As your children grow up, lock into those small moments. You’ll be wondering years down the road why you didn’t log off your computer, shut off the television and just play a board game with your child. Or go for a walk in the park and monkey around on the swings. They grow up so fast.
We took some pictures the other day of my girls and everyone is noticing how quickly they are maturing into young ladies. I have to remember that I can’t keep them at a certain age as much as I would like to. I need to give them wings to fly. Denis Waitley reminds us that children need “roots and wings, not loot and things” to be successful in the outside world. You don’t have to spend a lot of money to create memories- you only need to carve out one to one undivided attention and time.
So I need to get back to my card game.
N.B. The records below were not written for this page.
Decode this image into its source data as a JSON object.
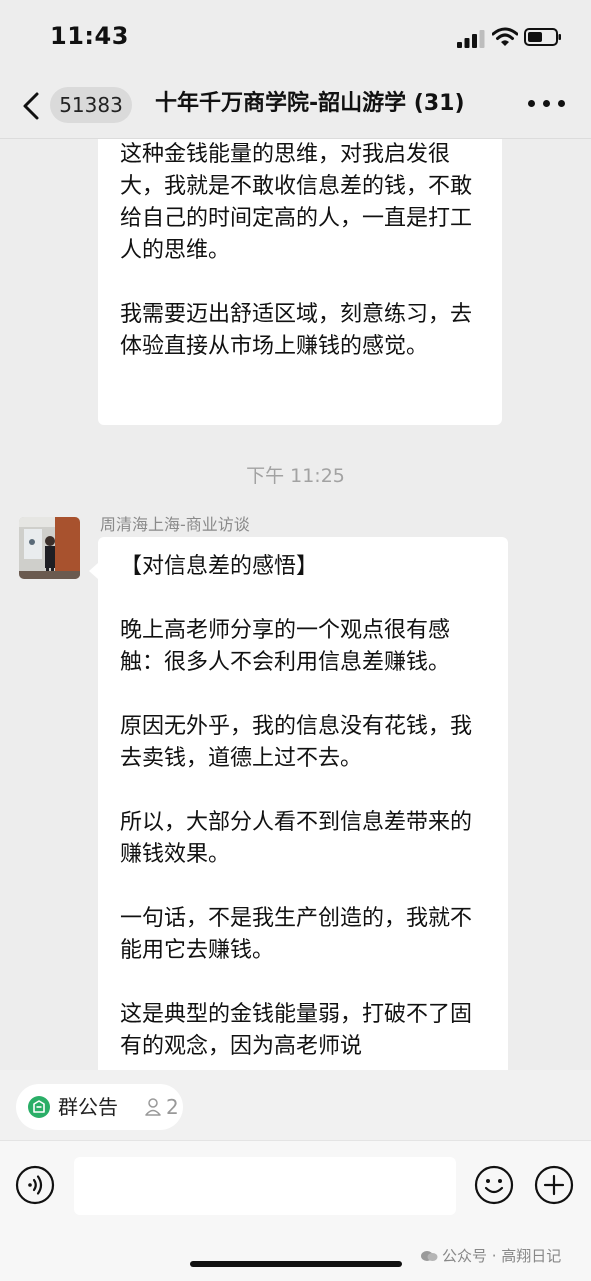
{
  "status_bar": {
    "time": "11:43"
  },
  "nav": {
    "back_label": "<",
    "unread_badge": "51383",
    "chat_title": "十年千万商学院-韶山游学 (31)"
  },
  "messages": {
    "m1_paragraphs": [
      "这种金钱能量的思维，对我启发很大，我就是不敢收信息差的钱，不敢给自己的时间定高的人，一直是打工人的思维。",
      "我需要迈出舒适区域，刻意练习，去体验直接从市场上赚钱的感觉。"
    ],
    "timestamp": "下午 11:25",
    "m2_sender": "周清海上海-商业访谈",
    "m2_paragraphs": [
      "【对信息差的感悟】",
      "晚上高老师分享的一个观点很有感触：很多人不会利用信息差赚钱。",
      "原因无外乎，我的信息没有花钱，我去卖钱，道德上过不去。",
      "所以，大部分人看不到信息差带来的赚钱效果。",
      "一句话，不是我生产创造的，我就不能用它去赚钱。",
      "这是典型的金钱能量弱，打破不了固有的观念，因为高老师说"
    ]
  },
  "announcement": {
    "label": "群公告",
    "count": "2"
  },
  "input": {
    "placeholder": ""
  },
  "watermark": "公众号 · 高翔日记",
  "icons": [
    "back-chevron-icon",
    "more-icon",
    "signal-icon",
    "wifi-icon",
    "battery-icon",
    "announcement-icon",
    "people-icon",
    "voice-icon",
    "emoji-icon",
    "plus-icon"
  ],
  "colors": {
    "background": "#ededed",
    "bubble": "#ffffff",
    "accent_green": "#2aae67"
  }
}
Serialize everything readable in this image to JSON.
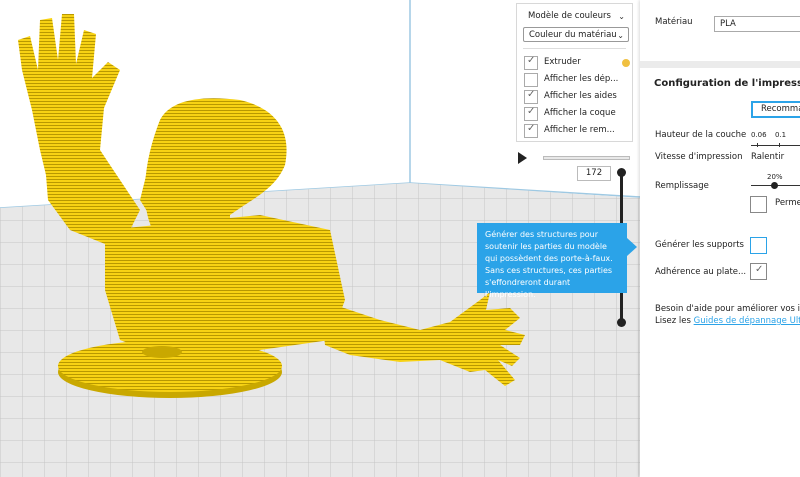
{
  "color_scheme": {
    "title": "Modèle de couleurs",
    "selected": "Couleur du matériau",
    "options": [
      {
        "label": "Extruder",
        "checked": true,
        "color": "#f0c040"
      },
      {
        "label": "Afficher les dép...",
        "checked": false
      },
      {
        "label": "Afficher les aides",
        "checked": true
      },
      {
        "label": "Afficher la coque",
        "checked": true
      },
      {
        "label": "Afficher le rem...",
        "checked": true
      }
    ]
  },
  "layer_view": {
    "current_layer": "172"
  },
  "tooltip": {
    "text": "Générer des structures pour soutenir les parties du modèle qui possèdent des porte-à-faux. Sans ces structures, ces parties s'effondreront durant l'impression."
  },
  "settings": {
    "material_label": "Matériau",
    "material_value": "PLA",
    "config_title": "Configuration de l'impression",
    "recommended_button": "Recomma",
    "layer_height_label": "Hauteur de la couche",
    "layer_height_values": [
      "0.06",
      "0.1"
    ],
    "print_speed_label": "Vitesse d'impression",
    "print_speed_value": "Ralentir",
    "infill_label": "Remplissage",
    "infill_value": "20%",
    "gradual_label": "Perme",
    "supports_label": "Générer les supports",
    "supports_checked": false,
    "adhesion_label": "Adhérence au plate...",
    "adhesion_checked": true,
    "help_line1": "Besoin d'aide pour améliorer vos impr",
    "help_line2_prefix": "Lisez les ",
    "help_link": "Guides de dépannage Ultima"
  },
  "colors": {
    "model_yellow": "#f5cf12",
    "accent_blue": "#2ba3e8",
    "build_plate": "#e8e8e8"
  }
}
There will be more time over the weekend to pursue my own interests- but during this summer and before my daughter wants to spend all of her time with her friends and less time with her dad, I need to enjoy the times that she does want my full attention. We laugh, we love, we bond and we grow.
All of these moments outweigh the negative, and when I feel like they don’t I need to reevaluate what I consider most important in being a good father. My wife reminded me many times over the past couple of days that of course our youngest will be testing to see where we are commitment-wise in this relationship. She feels like she’s had to be more on her own than she desires. My parents sent me away to get help. I don’t know if I can trust them anymore.
It’s important for me to plug into what she wants to do right now. The only way we regain trust is through mutual love and understanding, not negativity, distance and criticism. Treasure the hugs, treasure the “I love you’s”, treasure the times when your child wants your opinion on something that is important to them. Let them know you are there when they need you. Your job is far more important than you realize, and whatever you teach them goes with them as they move forward in the pursuit of independence and adulthood.
I have blabbered on enough. It’s time to see if I can win at this new card game my daughter taught me. Actually- the winning part is irrelevant. I’m just happy that she choose me to teach a new card game to. This shows me that no matter what has gone on in the past, she still welcomes me with open arms and wants to establish great memories- and that’s all I can truly ask for in any of my children.